> [To do]: How many lines in the records below contain "обучения"? Reply with the number alone.

> [Excerpts from an interface dataset]:
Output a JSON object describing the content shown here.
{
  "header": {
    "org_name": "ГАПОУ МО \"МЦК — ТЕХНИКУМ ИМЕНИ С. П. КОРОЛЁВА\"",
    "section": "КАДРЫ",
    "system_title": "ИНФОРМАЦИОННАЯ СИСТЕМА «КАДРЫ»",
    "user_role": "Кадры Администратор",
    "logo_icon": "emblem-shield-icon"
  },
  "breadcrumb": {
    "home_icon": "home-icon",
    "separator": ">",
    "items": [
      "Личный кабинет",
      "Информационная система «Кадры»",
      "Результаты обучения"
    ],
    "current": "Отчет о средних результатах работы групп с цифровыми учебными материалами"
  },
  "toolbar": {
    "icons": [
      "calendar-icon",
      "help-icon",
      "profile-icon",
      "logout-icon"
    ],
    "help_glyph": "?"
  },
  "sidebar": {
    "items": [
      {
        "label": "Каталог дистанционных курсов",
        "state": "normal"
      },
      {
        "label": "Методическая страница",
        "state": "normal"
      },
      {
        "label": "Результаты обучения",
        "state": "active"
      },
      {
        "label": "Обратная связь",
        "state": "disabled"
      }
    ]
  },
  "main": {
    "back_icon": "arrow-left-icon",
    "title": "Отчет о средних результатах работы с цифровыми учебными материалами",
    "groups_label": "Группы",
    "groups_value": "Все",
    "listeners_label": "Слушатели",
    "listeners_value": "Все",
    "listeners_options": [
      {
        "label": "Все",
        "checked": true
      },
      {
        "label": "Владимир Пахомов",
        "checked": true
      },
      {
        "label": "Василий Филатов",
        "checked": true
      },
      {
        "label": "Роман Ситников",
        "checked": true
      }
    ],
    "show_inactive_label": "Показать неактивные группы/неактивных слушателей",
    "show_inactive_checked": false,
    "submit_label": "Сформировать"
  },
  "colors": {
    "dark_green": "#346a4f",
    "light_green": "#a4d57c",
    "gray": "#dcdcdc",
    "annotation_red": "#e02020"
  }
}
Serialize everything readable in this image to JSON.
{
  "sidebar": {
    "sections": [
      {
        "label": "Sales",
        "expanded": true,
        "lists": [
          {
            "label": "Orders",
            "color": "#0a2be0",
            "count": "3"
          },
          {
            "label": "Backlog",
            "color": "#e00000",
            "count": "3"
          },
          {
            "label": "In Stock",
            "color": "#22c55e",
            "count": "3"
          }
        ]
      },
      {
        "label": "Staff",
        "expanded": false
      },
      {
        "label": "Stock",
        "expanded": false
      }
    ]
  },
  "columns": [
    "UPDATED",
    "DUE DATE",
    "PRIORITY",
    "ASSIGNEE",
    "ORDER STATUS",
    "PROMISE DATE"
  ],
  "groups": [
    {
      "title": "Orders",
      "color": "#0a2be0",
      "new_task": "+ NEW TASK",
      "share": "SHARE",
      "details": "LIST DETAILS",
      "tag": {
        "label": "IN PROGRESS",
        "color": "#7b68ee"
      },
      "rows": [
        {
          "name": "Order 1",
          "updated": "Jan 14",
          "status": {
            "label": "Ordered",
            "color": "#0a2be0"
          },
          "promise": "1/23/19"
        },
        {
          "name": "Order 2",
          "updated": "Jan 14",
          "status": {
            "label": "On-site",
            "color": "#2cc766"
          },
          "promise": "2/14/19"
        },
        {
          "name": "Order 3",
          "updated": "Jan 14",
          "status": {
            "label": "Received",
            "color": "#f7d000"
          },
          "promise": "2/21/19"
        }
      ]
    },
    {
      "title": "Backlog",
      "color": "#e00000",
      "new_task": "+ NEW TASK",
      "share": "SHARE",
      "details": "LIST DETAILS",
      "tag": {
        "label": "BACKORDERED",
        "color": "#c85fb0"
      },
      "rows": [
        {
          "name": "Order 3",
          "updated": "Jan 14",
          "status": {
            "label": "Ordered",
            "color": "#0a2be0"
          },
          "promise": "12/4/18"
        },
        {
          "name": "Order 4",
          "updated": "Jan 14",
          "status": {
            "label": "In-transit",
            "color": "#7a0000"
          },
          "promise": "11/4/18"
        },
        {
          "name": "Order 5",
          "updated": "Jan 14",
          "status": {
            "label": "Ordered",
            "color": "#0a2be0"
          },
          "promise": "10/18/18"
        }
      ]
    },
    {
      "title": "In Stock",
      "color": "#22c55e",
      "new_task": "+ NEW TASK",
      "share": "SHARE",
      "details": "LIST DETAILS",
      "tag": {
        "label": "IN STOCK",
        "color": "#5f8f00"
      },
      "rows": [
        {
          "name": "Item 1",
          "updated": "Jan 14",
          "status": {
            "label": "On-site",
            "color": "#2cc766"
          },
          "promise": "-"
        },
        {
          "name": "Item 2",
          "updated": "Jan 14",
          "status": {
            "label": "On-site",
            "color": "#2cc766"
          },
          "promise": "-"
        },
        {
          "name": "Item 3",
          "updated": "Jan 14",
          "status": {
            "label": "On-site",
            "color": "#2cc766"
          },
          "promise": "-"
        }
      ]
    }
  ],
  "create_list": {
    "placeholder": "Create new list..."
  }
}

> [Written response]: 2